Flashback Magazine: Heron Vinyl Reissues


Recent years have seen the prices of folky British obscurities from the early 70s rocket in price, with the two albums by Heron regularly fetching £300 or so. They’re typically hyped as ‘acid folk’, but there’s nothing remotely psychedelic about either. Their self-titled debut was famously recorded in the open Berkshire air, and appeared on Dawn in November 1970. With live birdsong and chat between tracks, it’s a mellow, good-natured and largely insubstantial. At its best (Yellow Roses, Car Crash, Lord & Master), the delicatelystrummed guitars and warm harmonies neatly capture the bucolic vibe, but the quartet are less successful on upbeat numbers like Harlequin 2 and the downright annoying Sally Goodin (which comes in two doses). It’s well played and sung, but not especially varied, and I find it rather soporific. Their second album appeared the following October, and is a classic example of a double LP that should have been whittled down to two sides. Also recorded al fresco (in Devon this time), it alternates between reflective ballads and laid-back pop songs, with a marked soul influence (typified by uninspired covers of You Really Got A Hold On Me and This Old Heart Of Mine). Heron were more eclectic than many such groups, but the good numbers here – like lilting opener Madman and the thoughtful Take Me Back Home Again – are countered by missteps such as a tedious 7-minute setting of Bob Dylan’s ‘John Brown’, and I find it rather dull as a whole, with especially sub-par vocals.

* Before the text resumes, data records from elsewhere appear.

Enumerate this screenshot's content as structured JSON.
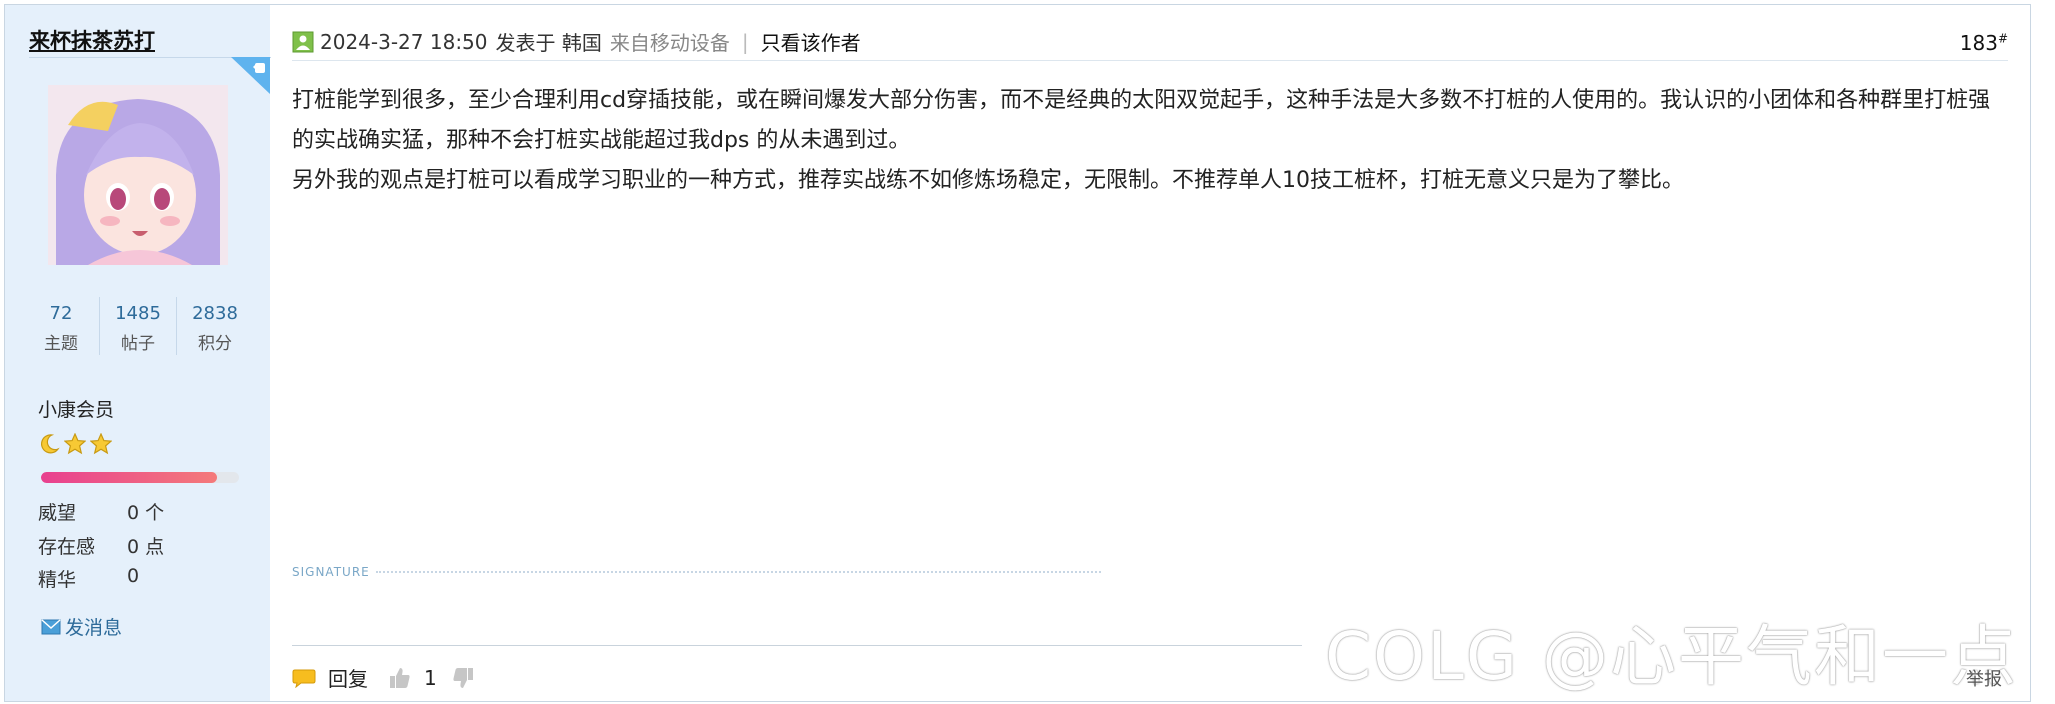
{
  "user": {
    "name": "来杯抹茶苏打",
    "stats": [
      {
        "value": "72",
        "label": "主题"
      },
      {
        "value": "1485",
        "label": "帖子"
      },
      {
        "value": "2838",
        "label": "积分"
      }
    ],
    "group": "小康会员",
    "rank_icons": [
      "moon-icon",
      "star-icon",
      "star-icon"
    ],
    "progress": 0.89,
    "attributes": [
      {
        "label": "威望",
        "value": "0 个"
      },
      {
        "label": "存在感",
        "value": "0 点"
      },
      {
        "label": "精华",
        "value": "0"
      }
    ],
    "message_label": "发消息"
  },
  "post": {
    "date": "2024-3-27 18:50",
    "posted_at_label": "发表于 韩国",
    "device": "来自移动设备",
    "separator": "|",
    "author_only": "只看该作者",
    "floor": "183",
    "floor_mark": "#",
    "paragraphs": [
      "打桩能学到很多，至少合理利用cd穿插技能，或在瞬间爆发大部分伤害，而不是经典的太阳双觉起手，这种手法是大多数不打桩的人使用的。我认识的小团体和各种群里打桩强的实战确实猛，那种不会打桩实战能超过我dps 的从未遇到过。",
      "另外我的观点是打桩可以看成学习职业的一种方式，推荐实战练不如修炼场稳定，无限制。不推荐单人10技工桩杯，打桩无意义只是为了攀比。"
    ],
    "signature_label": "SIGNATURE"
  },
  "footer": {
    "reply": "回复",
    "like_count": "1",
    "report": "举报"
  },
  "watermark": "COLG @心平气和一点",
  "colors": {
    "sidebar_bg": "#e5f0fb",
    "link_blue": "#2e6b9a",
    "progress_pink": "#e8408f"
  }
}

Nonetheless, many people like the band more than I do, and these reissues – the first from the new Mapache label – are beyond reproach. The sleeves do their best to replicate the look and feel of the originals, and reproduce the inserts that accompanied the original albums, as well as offering detailed background notes on a separate insert. The first album is alsoaccompanied by a facsimile of the EP that Dawnissued at much the same time. The sound quality is excellent, and Mapache are to be congratulated on going to such lengths to present value for money. There’s a movement at the moment towards labels offering top-quality vinyl reissues in place of the glut of tacky counterfeits that have flooded the market in recent years, and these are as thorough as any I’ve seen.


by Richad Morton Jack, Flashback Magazine